**EXERCISE AIM:** All that is needed is the lines from the one containing "Extract the structured" through the end of the listing, printed exactly, with no pictures among them.

**INPUT MATERIAL:**
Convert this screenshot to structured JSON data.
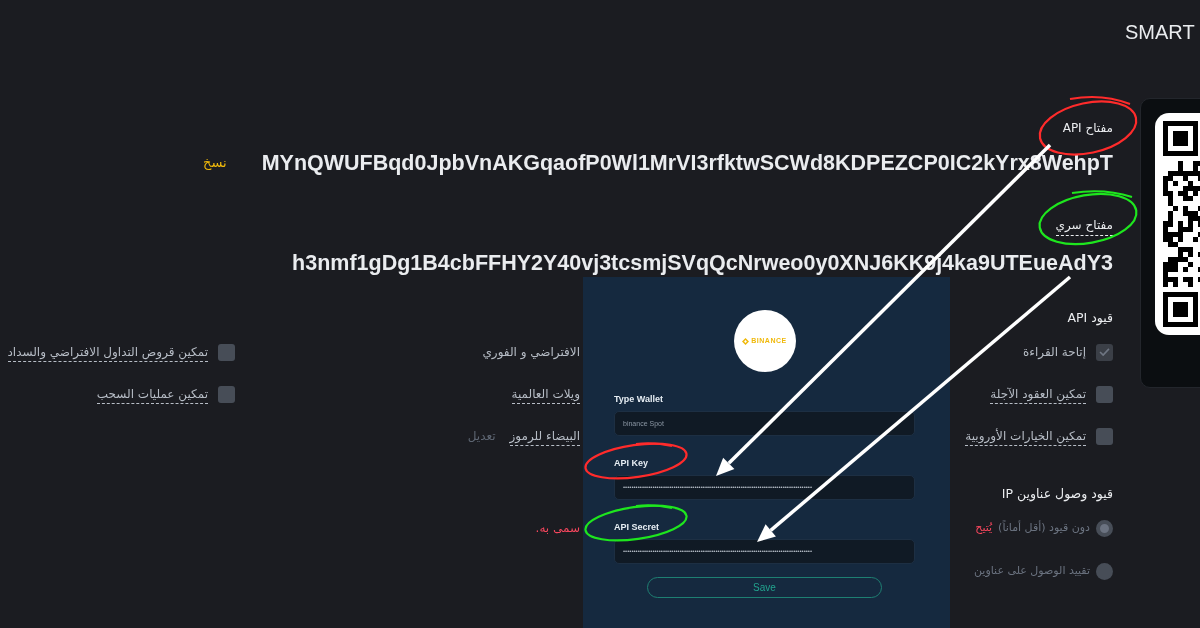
{
  "header": {
    "title": "SMART"
  },
  "api_key": {
    "label": "مفتاح API",
    "underlined": false,
    "value": "MYnQWUFBqd0JpbVnAKGqaofP0Wl1MrVI3rfktwSCWd8KDPEZCP0IC2kYrx8WehpT",
    "copy": "نسخ"
  },
  "secret_key": {
    "label": "مفتاح سري",
    "underlined": true,
    "value": "h3nmf1gDg1B4cbFFHY2Y40vj3tcsmjSVqQcNrweo0y0XNJ6KK9j4ka9UTEueAdY3"
  },
  "api_restrictions": {
    "title": "قيود API",
    "columns": [
      {
        "items": [
          {
            "kind": "checkbox",
            "label": "إتاحة القراءة",
            "checked": true,
            "underlined": false
          },
          {
            "kind": "checkbox",
            "label": "تمكين العقود الآجلة",
            "checked": false,
            "underlined": true
          },
          {
            "kind": "checkbox",
            "label": "تمكين الخيارات الأوروبية",
            "checked": false,
            "underlined": true
          }
        ]
      },
      {
        "items": [
          {
            "kind": "text",
            "label": "الافتراضي و الفوري",
            "underlined": false
          },
          {
            "kind": "text",
            "label": "ويلات العالمية",
            "underlined": true
          },
          {
            "kind": "text",
            "label": "البيضاء للرموز",
            "underlined": true,
            "action": "تعديل"
          }
        ]
      },
      {
        "items": [
          {
            "kind": "checkbox",
            "label": "تمكين قروض التداول الافتراضي والسداد",
            "checked": false,
            "underlined": true
          },
          {
            "kind": "checkbox",
            "label": "تمكين عمليات السحب",
            "checked": false,
            "underlined": true
          }
        ]
      }
    ]
  },
  "ip_restrictions": {
    "title": "قيود وصول عناوين IP",
    "options": [
      {
        "label": "دون قيود (أقل أماناً)",
        "warning": "يُتيح",
        "warning_continued": "سمى به.",
        "selected": true
      },
      {
        "label": "تقييد الوصول على عناوين",
        "selected": false
      }
    ]
  },
  "wallet_form": {
    "logo": "BINANCE",
    "fields": [
      {
        "label": "Type Wallet",
        "placeholder": "binance Spot"
      },
      {
        "label": "API Key",
        "value": "••••••••••••••••••••••••••••••••••••••••••••••••••••••••••••••••••••••••••••••••••••••••••"
      },
      {
        "label": "API Secret",
        "value": "••••••••••••••••••••••••••••••••••••••••••••••••••••••••••••••••••••••••••••••••••••••••••"
      }
    ],
    "button": "Save"
  }
}
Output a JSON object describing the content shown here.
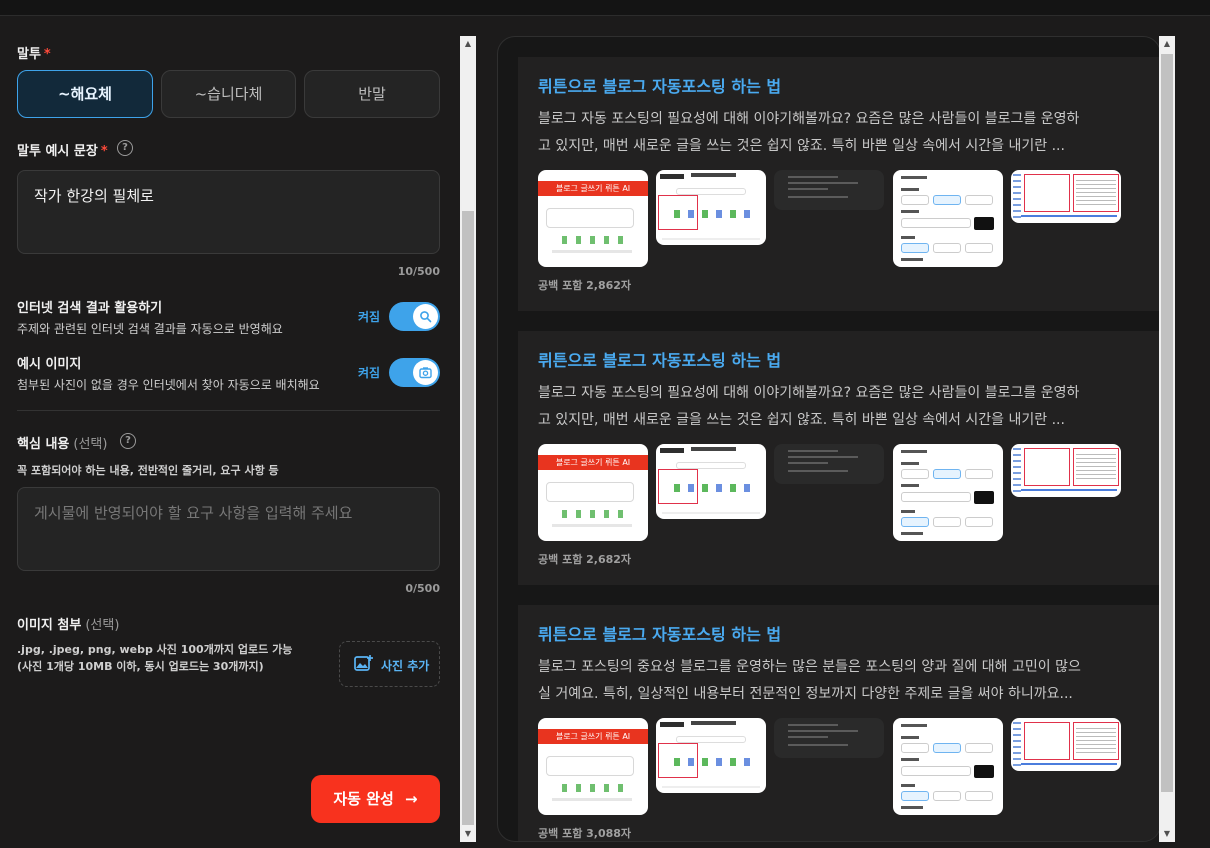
{
  "tone": {
    "label": "말투",
    "required_mark": "*",
    "options": [
      "~해요체",
      "~습니다체",
      "반말"
    ],
    "selected": "~해요체"
  },
  "tone_example": {
    "label": "말투 예시 문장",
    "required_mark": "*",
    "help_icon": "question-circle-icon",
    "value": "작가 한강의 필체로",
    "counter": "10/500"
  },
  "internet_search": {
    "title": "인터넷 검색 결과 활용하기",
    "description": "주제와 관련된 인터넷 검색 결과를 자동으로 반영해요",
    "state_label": "켜짐",
    "enabled": true,
    "icon": "search-icon"
  },
  "example_image": {
    "title": "예시 이미지",
    "description": "첨부된 사진이 없을 경우 인터넷에서 찾아 자동으로 배치해요",
    "state_label": "켜짐",
    "enabled": true,
    "icon": "camera-icon"
  },
  "key_content": {
    "label": "핵심 내용",
    "optional": "(선택)",
    "help_icon": "question-circle-icon",
    "hint": "꼭 포함되어야 하는 내용, 전반적인 줄거리, 요구 사항 등",
    "placeholder": "게시물에 반영되어야 할 요구 사항을 입력해 주세요",
    "counter": "0/500"
  },
  "image_attach": {
    "label": "이미지 첨부",
    "optional": "(선택)",
    "desc_line1": ".jpg, .jpeg, png, webp 사진 100개까지 업로드 가능",
    "desc_line2": "(사진 1개당 10MB 이하, 동시 업로드는 30개까지)",
    "button_label": "사진 추가",
    "button_icon": "image-plus-icon"
  },
  "submit": {
    "label": "자동 완성",
    "arrow": "→"
  },
  "results": [
    {
      "title": "뤼튼으로 블로그 자동포스팅 하는 법",
      "desc_line1": "블로그 자동 포스팅의 필요성에 대해 이야기해볼까요? 요즘은 많은 사람들이 블로그를 운영하",
      "desc_line2": "고 있지만, 매번 새로운 글을 쓰는 것은 쉽지 않죠. 특히 바쁜 일상 속에서 시간을 내기란 ...",
      "count": "공백 포함 2,862자",
      "thumb_banner": "블로그 글쓰기 뤼튼 AI"
    },
    {
      "title": "뤼튼으로 블로그 자동포스팅 하는 법",
      "desc_line1": "블로그 자동 포스팅의 필요성에 대해 이야기해볼까요? 요즘은 많은 사람들이 블로그를 운영하",
      "desc_line2": "고 있지만, 매번 새로운 글을 쓰는 것은 쉽지 않죠. 특히 바쁜 일상 속에서 시간을 내기란 ...",
      "count": "공백 포함 2,682자",
      "thumb_banner": "블로그 글쓰기 뤼튼 AI"
    },
    {
      "title": "뤼튼으로 블로그 자동포스팅 하는 법",
      "desc_line1": "블로그 포스팅의 중요성 블로그를 운영하는 많은 분들은 포스팅의 양과 질에 대해 고민이 많으",
      "desc_line2": "실 거예요. 특히, 일상적인 내용부터 전문적인 정보까지 다양한 주제로 글을 써야 하니까요...",
      "count": "공백 포함 3,088자",
      "thumb_banner": "블로그 글쓰기 뤼튼 AI"
    }
  ],
  "colors": {
    "accent": "#3ea3ea",
    "submit": "#f8321e",
    "background": "#1c1b1b",
    "card": "#222121"
  }
}
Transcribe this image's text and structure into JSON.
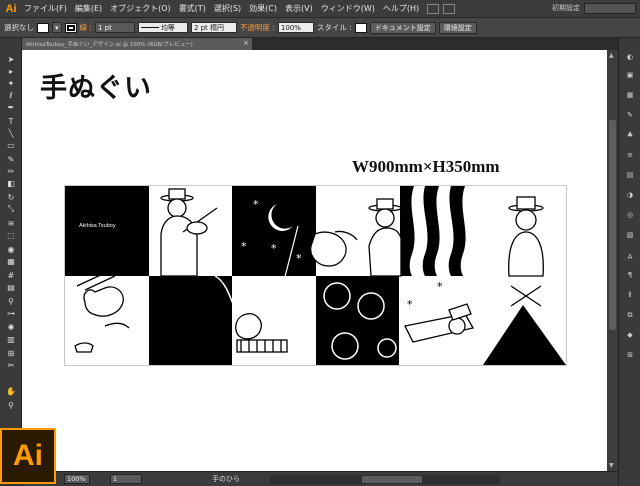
{
  "app": {
    "logo": "Ai",
    "workspace": "初期設定"
  },
  "menu": [
    "ファイル(F)",
    "編集(E)",
    "オブジェクト(O)",
    "書式(T)",
    "選択(S)",
    "効果(C)",
    "表示(V)",
    "ウィンドウ(W)",
    "ヘルプ(H)"
  ],
  "control": {
    "selection": "選択なし",
    "stroke_label": "線 :",
    "stroke_weight": "1 pt",
    "profile": "均等",
    "brush": "2 pt 楕円",
    "opacity_label": "不透明度 :",
    "opacity": "100%",
    "style_label": "スタイル :",
    "doc_settings": "ドキュメント設定",
    "preferences": "環境設定"
  },
  "document": {
    "tab": "AkihisaTsuboy_手ぬぐい_デザイン.ai @ 100% (RGB/プレビュー)",
    "close": "×",
    "title": "手ぬぐい",
    "dimension": "W900mm×H350mm",
    "artist_signature": "Akihisa Tsuboy"
  },
  "status": {
    "zoom": "100%",
    "page": "1",
    "tool_name": "手のひら"
  },
  "colors": {
    "accent": "#ff9a00",
    "chrome": "#3c3c3c",
    "canvas": "#ffffff"
  },
  "icons": [
    "selection-tool-icon",
    "direct-selection-icon",
    "magic-wand-icon",
    "lasso-icon",
    "pen-icon",
    "type-icon",
    "line-icon",
    "rectangle-icon",
    "paintbrush-icon",
    "pencil-icon",
    "eraser-icon",
    "rotate-icon",
    "scale-icon",
    "warp-icon",
    "free-transform-icon",
    "shape-builder-icon",
    "perspective-icon",
    "mesh-icon",
    "gradient-icon",
    "eyedropper-icon",
    "blend-icon",
    "symbol-sprayer-icon",
    "graph-icon",
    "artboard-icon",
    "slice-icon",
    "hand-icon",
    "zoom-icon"
  ]
}
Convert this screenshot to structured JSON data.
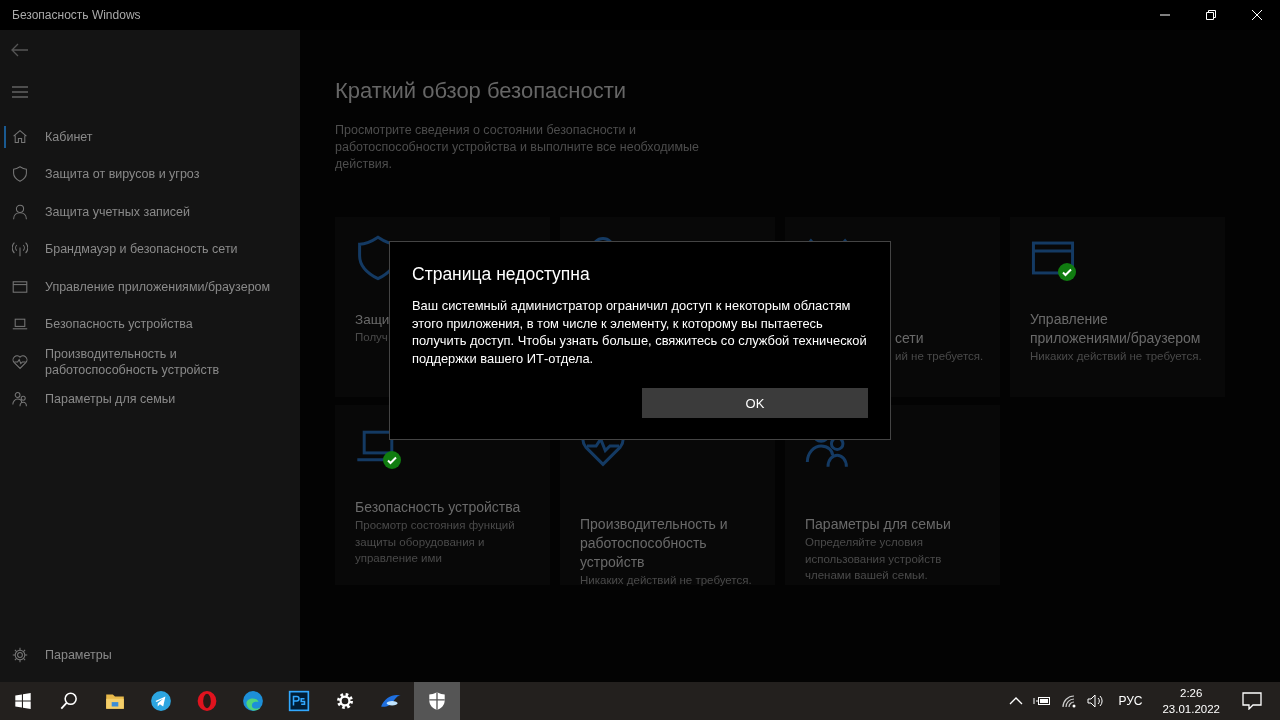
{
  "window": {
    "title": "Безопасность Windows"
  },
  "sidebar": {
    "items": [
      {
        "kind": "home",
        "label": "Кабинет",
        "selected": true
      },
      {
        "kind": "shield",
        "label": "Защита от вирусов и угроз",
        "selected": false
      },
      {
        "kind": "person",
        "label": "Защита учетных записей",
        "selected": false
      },
      {
        "kind": "antenna",
        "label": "Брандмауэр и безопасность сети",
        "selected": false
      },
      {
        "kind": "browser",
        "label": "Управление приложениями/браузером",
        "selected": false
      },
      {
        "kind": "laptop",
        "label": "Безопасность устройства",
        "selected": false
      },
      {
        "kind": "heart",
        "label": "Производительность и работоспособность устройств",
        "selected": false
      },
      {
        "kind": "family",
        "label": "Параметры для семьи",
        "selected": false
      }
    ],
    "settings": {
      "label": "Параметры"
    }
  },
  "page": {
    "title": "Краткий обзор безопасности",
    "description": "Просмотрите сведения о состоянии безопасности и работоспособности устройства и выполните все необходимые действия."
  },
  "cards": [
    {
      "kind": "shield",
      "title": "Защи",
      "description": "Получ",
      "check": false
    },
    {
      "kind": "person",
      "check": false
    },
    {
      "kind": "antenna",
      "title": "сети",
      "description": "ий не требуется.",
      "check": false
    },
    {
      "kind": "browser",
      "title": "Управление приложениями/браузером",
      "description": "Никаких действий не требуется.",
      "check": true
    },
    {
      "kind": "laptop",
      "title": "Безопасность устройства",
      "description": "Просмотр состояния функций защиты оборудования и управление ими",
      "check": true
    },
    {
      "kind": "heart",
      "title": "Производительность и работоспособность устройств",
      "description": "Никаких действий не требуется.",
      "check": false
    },
    {
      "kind": "family",
      "title": "Параметры для семьи",
      "description": "Определяйте условия использования устройств членами вашей семьи.",
      "check": false
    }
  ],
  "dialog": {
    "title": "Страница недоступна",
    "message": "Ваш системный администратор ограничил доступ к некоторым областям этого приложения, в том числе к элементу, к которому вы пытаетесь получить доступ. Чтобы узнать больше, свяжитесь со службой технической поддержки вашего ИТ-отдела.",
    "button": "OK"
  },
  "taskbar": {
    "apps": [
      {
        "kind": "start",
        "selected": false
      },
      {
        "kind": "search",
        "selected": false
      },
      {
        "kind": "folder",
        "selected": false
      },
      {
        "kind": "telegram",
        "selected": false
      },
      {
        "kind": "opera",
        "selected": false
      },
      {
        "kind": "edge",
        "selected": false
      },
      {
        "kind": "ps",
        "selected": false
      },
      {
        "kind": "gear",
        "selected": false
      },
      {
        "kind": "swoosh",
        "selected": false
      },
      {
        "kind": "defender",
        "selected": true
      }
    ],
    "language": "РУС",
    "time": "2:26",
    "date": "23.01.2022"
  }
}
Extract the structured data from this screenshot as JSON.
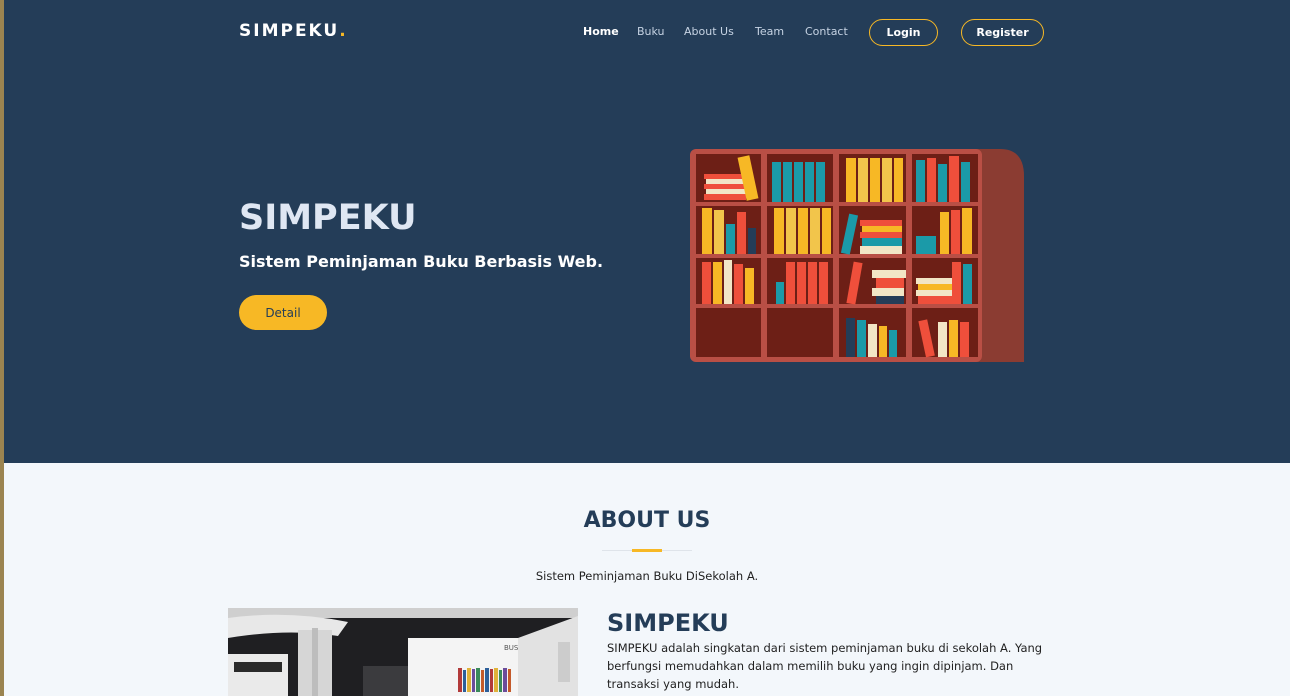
{
  "brand": {
    "name": "SIMPEKU",
    "dot": ".",
    "accent_color": "#f7b825",
    "primary_color": "#243d58"
  },
  "nav": {
    "items": [
      "Home",
      "Buku",
      "About Us",
      "Team",
      "Contact"
    ],
    "active": "Home",
    "login_label": "Login",
    "register_label": "Register"
  },
  "hero": {
    "title": "SIMPEKU",
    "subtitle": "Sistem Peminjaman Buku Berbasis Web.",
    "button_label": "Detail",
    "illustration": "bookshelf-illustration"
  },
  "about": {
    "title": "ABOUT US",
    "description": "Sistem Peminjaman Buku DiSekolah A.",
    "photo_sign": "BUSINESS",
    "heading": "SIMPEKU",
    "body": "SIMPEKU adalah singkatan dari sistem peminjaman buku di sekolah A. Yang berfungsi memudahkan dalam memilih buku yang ingin dipinjam. Dan transaksi yang mudah."
  }
}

**SOLUTION TO THIS PROBLEM:**
Extract the structured data from this screenshot as JSON.
{
  "brand": {
    "name": "SIMPEKU",
    "dot": ".",
    "accent_color": "#f7b825",
    "primary_color": "#243d58"
  },
  "nav": {
    "items": [
      "Home",
      "Buku",
      "About Us",
      "Team",
      "Contact"
    ],
    "active": "Home",
    "login_label": "Login",
    "register_label": "Register"
  },
  "hero": {
    "title": "SIMPEKU",
    "subtitle": "Sistem Peminjaman Buku Berbasis Web.",
    "button_label": "Detail",
    "illustration": "bookshelf-illustration"
  },
  "about": {
    "title": "ABOUT US",
    "description": "Sistem Peminjaman Buku DiSekolah A.",
    "photo_sign": "BUSINESS",
    "heading": "SIMPEKU",
    "body": "SIMPEKU adalah singkatan dari sistem peminjaman buku di sekolah A. Yang berfungsi memudahkan dalam memilih buku yang ingin dipinjam. Dan transaksi yang mudah."
  }
}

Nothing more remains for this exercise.